News and resources on cyber and physical threats to banks and fintechs worldwide.

Santander teams up with poets to turn financial crimes into rhymes

Source: Santander

Launching ahead of National Poetry Day on 1 October, ‘Santander’s Scam Sonnets’ aim to raise awareness of investment fraud - which is when a fraudster offers a fake but convincing opportunity to make a profit by handing over a sum of money.

Pam Ayres’ Have you got some money? and Suli Breaks’ Too good to be true, incorporate words and phrases from real scam emails, online adverts and telephone calls received by investment scam victims.

New research of 2,000 British adults carried out by Santander reveals that only 4 in 10 Brits say they know what an investment scam is. But a quarter (25%) of Brits have been affected or know someone who has been affected by an investment scam, with £10,000 lost on average.

In the research, over a quarter of Brits (29%) reported either a partial or total loss of earnings since the outbreak of Covid-19 - potentially making them more susceptible to the lure of a money making investment scam, a fact being exploited by fraudsters with 27% of Brits also saying they have been more heavily targeted by scam communications since the pandemic and lockdown began.

New figures published by UK Finance on 24 September revealed a 27% increase in investment scams compared to the same period last year - with £55.2 million lost in the UK in the first six months of 20202. The increase is mirrored by Santander’s own data with May 2020 seeing the highest single monthly volume of investment scams that the bank has ever had reported by customers3.

Pension pots

Investment scammers commonly target people aged over 55 who are preparing for retirement and want to see their savings and pensions go further. Santander’s own data reveals that customers aged over 55 have reported 75% of the value of investment fraud in the last 12 months.

Santander’s research also found that on average, Brits aged 55 and over are being contacted at least once a week by what they believe to be financial scammers. While the most common approach reported was email (71%), followed by unsolicited phone calls at (40%), fraudsters are using increasingly sophisticated tactics to persuade victims to invest in bogus opportunities.

Fake websites and celebrity endorsements

Fraudsters methods include impersonating or cloning credible investment firms online. This means that when a would-be investor searches for investment opportunities, they may be unknowingly visiting a website that a fraudster has copied from a legitimate investment firm. Worryingly, nearly half (49%) of Brits say they would rely on researching an investment firm online to confirm their validity.

With 41% of Brits also admitting they would feel more confident about an investment opportunity if they believed it was endorsed by a famous face, Santander is urging would-be investors to see beyond the use of fake celebrity and influencer endorsements - a common trick used by fraudsters to encourage people to invest in cryptocurrency scams.

Social media and cryptocurrency scams

Santander’s research also reveals that almost a third (31%) of 35-54 year olds report being targeted with financial scams online and on social media. This correlates with a rise in cryptocurrency scams, where fraudsters use social media to target potential investors and promote fake online cryptocurrency trading platforms. In the first six months of 2020, Santander saw a 235% increase in the value of reported cryptocurrency scams.

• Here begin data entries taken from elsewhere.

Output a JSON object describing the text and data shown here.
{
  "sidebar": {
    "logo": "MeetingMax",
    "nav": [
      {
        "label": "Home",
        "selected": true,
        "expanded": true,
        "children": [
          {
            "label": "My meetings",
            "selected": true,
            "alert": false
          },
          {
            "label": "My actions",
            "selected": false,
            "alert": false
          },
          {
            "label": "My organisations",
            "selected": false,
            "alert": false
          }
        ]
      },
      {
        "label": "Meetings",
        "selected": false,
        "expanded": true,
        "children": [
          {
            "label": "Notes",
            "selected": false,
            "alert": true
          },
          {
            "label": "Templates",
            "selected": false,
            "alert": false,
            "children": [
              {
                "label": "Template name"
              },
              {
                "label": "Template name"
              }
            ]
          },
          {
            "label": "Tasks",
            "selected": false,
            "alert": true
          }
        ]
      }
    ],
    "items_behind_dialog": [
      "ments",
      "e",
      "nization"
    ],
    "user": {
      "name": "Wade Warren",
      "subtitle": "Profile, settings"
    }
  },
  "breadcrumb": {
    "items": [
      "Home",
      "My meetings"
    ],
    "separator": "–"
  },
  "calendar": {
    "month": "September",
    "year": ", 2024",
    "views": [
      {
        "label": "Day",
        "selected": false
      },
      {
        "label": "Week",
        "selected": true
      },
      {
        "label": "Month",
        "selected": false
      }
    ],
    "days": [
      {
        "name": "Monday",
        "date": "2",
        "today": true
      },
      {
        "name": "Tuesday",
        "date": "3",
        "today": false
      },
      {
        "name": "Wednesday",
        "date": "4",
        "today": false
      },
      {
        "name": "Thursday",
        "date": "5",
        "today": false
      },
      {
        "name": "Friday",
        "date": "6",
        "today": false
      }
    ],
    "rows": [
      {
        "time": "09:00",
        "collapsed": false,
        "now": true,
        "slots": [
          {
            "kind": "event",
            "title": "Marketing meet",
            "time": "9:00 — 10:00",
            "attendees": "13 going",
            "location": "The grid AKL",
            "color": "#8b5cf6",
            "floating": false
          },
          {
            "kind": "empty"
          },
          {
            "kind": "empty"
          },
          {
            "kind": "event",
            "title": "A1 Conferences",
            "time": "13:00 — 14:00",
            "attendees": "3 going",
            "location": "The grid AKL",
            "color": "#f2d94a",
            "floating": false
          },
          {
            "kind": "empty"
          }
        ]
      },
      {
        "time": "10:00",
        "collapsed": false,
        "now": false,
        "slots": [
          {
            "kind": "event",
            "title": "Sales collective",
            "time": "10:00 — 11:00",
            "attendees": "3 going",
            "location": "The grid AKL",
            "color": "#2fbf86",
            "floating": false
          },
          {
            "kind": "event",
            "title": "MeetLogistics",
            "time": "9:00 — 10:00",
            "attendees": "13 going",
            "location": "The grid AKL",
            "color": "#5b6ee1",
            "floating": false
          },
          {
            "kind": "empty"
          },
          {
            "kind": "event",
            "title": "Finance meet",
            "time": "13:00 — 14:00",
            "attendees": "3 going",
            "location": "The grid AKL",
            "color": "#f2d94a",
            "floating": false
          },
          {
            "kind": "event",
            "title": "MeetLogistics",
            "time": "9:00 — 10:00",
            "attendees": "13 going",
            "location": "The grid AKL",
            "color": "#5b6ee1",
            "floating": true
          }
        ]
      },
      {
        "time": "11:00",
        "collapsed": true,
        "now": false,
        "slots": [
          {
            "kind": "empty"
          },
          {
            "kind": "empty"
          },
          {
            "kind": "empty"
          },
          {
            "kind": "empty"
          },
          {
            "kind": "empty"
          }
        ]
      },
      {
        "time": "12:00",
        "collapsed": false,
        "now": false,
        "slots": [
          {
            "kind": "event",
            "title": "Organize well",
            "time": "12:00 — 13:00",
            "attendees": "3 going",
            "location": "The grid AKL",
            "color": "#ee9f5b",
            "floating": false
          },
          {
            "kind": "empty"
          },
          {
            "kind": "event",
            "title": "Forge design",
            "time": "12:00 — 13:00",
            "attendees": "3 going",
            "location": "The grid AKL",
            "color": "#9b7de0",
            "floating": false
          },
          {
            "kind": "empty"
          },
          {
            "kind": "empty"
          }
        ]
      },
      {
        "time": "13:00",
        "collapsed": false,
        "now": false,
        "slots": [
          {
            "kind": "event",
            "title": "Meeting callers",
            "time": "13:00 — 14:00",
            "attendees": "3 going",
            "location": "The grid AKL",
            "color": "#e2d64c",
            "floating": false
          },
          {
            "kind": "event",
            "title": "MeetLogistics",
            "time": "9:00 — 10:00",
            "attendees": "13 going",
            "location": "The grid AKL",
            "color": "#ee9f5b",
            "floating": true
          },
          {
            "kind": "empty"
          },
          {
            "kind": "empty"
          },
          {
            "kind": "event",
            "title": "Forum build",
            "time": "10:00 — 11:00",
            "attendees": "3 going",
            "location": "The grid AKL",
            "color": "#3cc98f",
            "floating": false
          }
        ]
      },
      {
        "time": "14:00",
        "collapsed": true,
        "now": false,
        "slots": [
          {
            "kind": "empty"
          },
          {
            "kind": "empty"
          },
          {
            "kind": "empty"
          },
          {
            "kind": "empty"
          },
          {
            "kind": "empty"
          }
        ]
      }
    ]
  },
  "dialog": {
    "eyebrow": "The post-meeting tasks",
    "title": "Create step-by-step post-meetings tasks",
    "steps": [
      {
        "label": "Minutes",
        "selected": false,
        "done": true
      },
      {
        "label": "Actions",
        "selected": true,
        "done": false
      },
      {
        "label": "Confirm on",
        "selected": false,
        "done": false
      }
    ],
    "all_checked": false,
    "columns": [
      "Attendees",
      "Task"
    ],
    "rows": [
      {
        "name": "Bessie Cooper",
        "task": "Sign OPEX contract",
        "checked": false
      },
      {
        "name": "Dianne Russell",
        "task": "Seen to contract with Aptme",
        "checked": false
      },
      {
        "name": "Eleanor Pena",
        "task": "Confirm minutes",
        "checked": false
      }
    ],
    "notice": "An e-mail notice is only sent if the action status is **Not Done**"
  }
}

Dan Standish, fraud strategy at Santander says, “Fraudsters are extremely clever, convincing and have taken the time to practice and hone their techniques. Their confidence, apparent expertise and friendly demeanour can all make a scam investment opportunity difficult to spot.

“That’s why, ahead of National Poetry Day, we’ve worked with two fantastic poets, Pam Ayres and Suli Breaks, to help bring these dangers to the front of the public’s mind in an engaging way. By using the language of the scammers, we aim to help the public spot the familiar words, phrases and signs of investment fraud early before it’s too late.”

Poet Pam Ayres says, “Fraudsters target and dupe their victims with their clever use of language - professional, confident and reassuring communications that draw you in and make you feel in complete control. Sadly, the reality is far from it. That’s why, ahead of National Poetry Day, I’ve partnered with Santander to use the language of the scammers to help the public spot the signs of a scam and protect themselves from the devastating effect of investment fraud.”

Suli Breaks, performance-poet, says, “You think you’ll never be the victim of an investment scam, but it really can happen to anyone. Aspirational social media posts, the clever use of celebrity and the promise of a ‘now or never’ opportunity all exist to make a scam appear real and push you to take advantage of their ‘amazing returns’ - but we all need to watch out for each other, and remember, if it looks too good to be true, it probably is.”

Comments: (0)